I'm just wondering if it's easier to plug a whole phone into the Mic port via a home made adaptor (3.5mm mono plug to an RJ11 or BT-slave socket), or to wire the dial directly, how phones work is still somewhat a mystery to me, especially the WE500s with the goo-filled Network blocks... :D


Right, I finally got round to doing this (a combination of listening to music through a GPO phone handset and Hobgoblin beer!!), and have come up with a simple way to test the dial speed, at least on the red WE500... :D

So, all I did was connect the phone's red & green wires to the Ground and Left/Right wires of an audio wire, using a GPO BT52A as a connection block (handy seeing as the WE500 still has it's hard-wired cable attached), and I plugged it into my laptop's microphone socket and using Audacity to record the Microphone source, I dialled away, dialling 0 0 0 0, seeing how 0 should be 10pps, and, er, the red WE500's dial is a tad fast, but seems to operate the BT hardware at the local exchange, so that's okay I guess...  ;D

It works surprisingly well, and as you can see from the pictures, you get a good and clear indication of how well it's pulsing, and with a careful trim of the audio waveform, you can count the pulsing and see what it's rate is... :)

And the obligatory pictures:


Good work.

And, unlike my simulated square wave pulse photo, your actual capture of the 10 pulses for "0" is correct with the next pulse being at the beginning of the next second.
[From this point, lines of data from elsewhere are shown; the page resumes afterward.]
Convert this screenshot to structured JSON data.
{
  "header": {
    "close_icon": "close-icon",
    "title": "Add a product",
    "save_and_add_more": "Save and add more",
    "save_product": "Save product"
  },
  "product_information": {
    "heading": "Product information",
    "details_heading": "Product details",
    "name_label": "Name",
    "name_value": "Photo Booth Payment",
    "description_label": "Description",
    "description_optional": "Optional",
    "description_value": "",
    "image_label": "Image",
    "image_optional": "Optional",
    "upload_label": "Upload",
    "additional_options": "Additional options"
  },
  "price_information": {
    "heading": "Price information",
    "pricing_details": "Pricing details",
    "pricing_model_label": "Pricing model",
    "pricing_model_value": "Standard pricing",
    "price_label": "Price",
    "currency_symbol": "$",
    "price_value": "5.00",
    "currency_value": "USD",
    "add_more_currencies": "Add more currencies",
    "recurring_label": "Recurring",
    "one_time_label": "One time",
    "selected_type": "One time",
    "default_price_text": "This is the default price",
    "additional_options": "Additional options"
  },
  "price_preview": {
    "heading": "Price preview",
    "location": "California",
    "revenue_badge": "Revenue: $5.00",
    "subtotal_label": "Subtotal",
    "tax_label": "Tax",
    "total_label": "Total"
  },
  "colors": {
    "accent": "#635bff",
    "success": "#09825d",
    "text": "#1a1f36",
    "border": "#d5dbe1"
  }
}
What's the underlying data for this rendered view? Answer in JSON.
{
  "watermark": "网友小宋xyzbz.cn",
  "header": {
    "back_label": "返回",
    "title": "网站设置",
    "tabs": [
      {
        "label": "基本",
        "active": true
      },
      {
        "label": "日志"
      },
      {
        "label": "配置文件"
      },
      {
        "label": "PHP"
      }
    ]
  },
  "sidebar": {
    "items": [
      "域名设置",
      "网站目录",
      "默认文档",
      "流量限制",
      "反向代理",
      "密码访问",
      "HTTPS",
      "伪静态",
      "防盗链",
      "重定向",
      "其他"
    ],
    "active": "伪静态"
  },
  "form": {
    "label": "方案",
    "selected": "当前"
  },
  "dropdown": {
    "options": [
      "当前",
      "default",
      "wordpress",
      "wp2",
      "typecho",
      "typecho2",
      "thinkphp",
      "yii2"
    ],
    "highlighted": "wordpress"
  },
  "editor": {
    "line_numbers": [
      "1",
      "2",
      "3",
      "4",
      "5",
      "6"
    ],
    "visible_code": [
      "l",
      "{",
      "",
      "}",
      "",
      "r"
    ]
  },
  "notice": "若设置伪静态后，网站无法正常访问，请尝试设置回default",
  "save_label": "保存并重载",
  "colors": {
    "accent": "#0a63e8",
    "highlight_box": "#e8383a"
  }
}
Your actual capture is exactly 10 pps where my simulation would be a pulse fast, for what it's worth.

Anyway, nice to see we have a cheap and easy way to test and/or set dialing pulse speed.


I was thinking that the pulses would have spiked on the wave form at each tenth of a second, and they're a tad off, so that made me think it's just that little bit fast as they are spiking at just less than 1/10th, but it dials fine anyway, so it's within tolerances... :)


Starts off fine but increases after 3 pulses. That may just be the physics of a spring turned mechanism starting from no movement to full speed, it overcame the moment of inertia and picked up momentum. Checking a dozen or so phones nay show similar peculiarities. A dirty dial may even slow down as the spring unwinds. Stuff like that.


 :D Great idea.
I tested my 1948 SC 1243.
The dial was stuck, so gave it a drop of oil here and there when I got it, maybe a little to much?

The speed test with Audacity and the phone just plugged in to the line gave a difficult reading.

I dogged out an old tone generator, and tried again,  ;D ;D ;D
The grey fields are the breaks, and 10 pulses finished at 0.925 instead of 1 isn't bad!  :D
(=10.8 pulses pr sec.)


I'm sure it's within tolerances, but it is a handy way to test dials for sure... ;D


 :) In Norway the pulse ratio is 10 pulses pr second +/ 7%
The pulse consist of 60ms break and 40milliseconds make.
This makes the total timing to be from start of first break to 40ms after last break.
Or 10 pulses within 0.96 sec. +/- 7%  Or everything between 892.8 milliseconds and 1027.2 milliseconds is within standard.
The exchanges will accept a wider range, and are designed to tolerate a 67 to 33 ratio to.
Then my SC telephone is 3.65% too fast,  and I am impressed. I do not believe this ever has been tuned since 1948.
My job with the oil can may cause a slowing down of the speed if it collects dust, and happend to be spilled in the drum of the centrifugal regulator. Then a real cleaning has to be done, but I see now reason to repair something working that well.



How did they do it in the old days?
I got this from inside the dial of my Siemens modell 1936.


(If you need the original scan I may send it in some way.  The Orignal BMP Af scan is 101937kB and the JPG cutout is 1575kB  :D)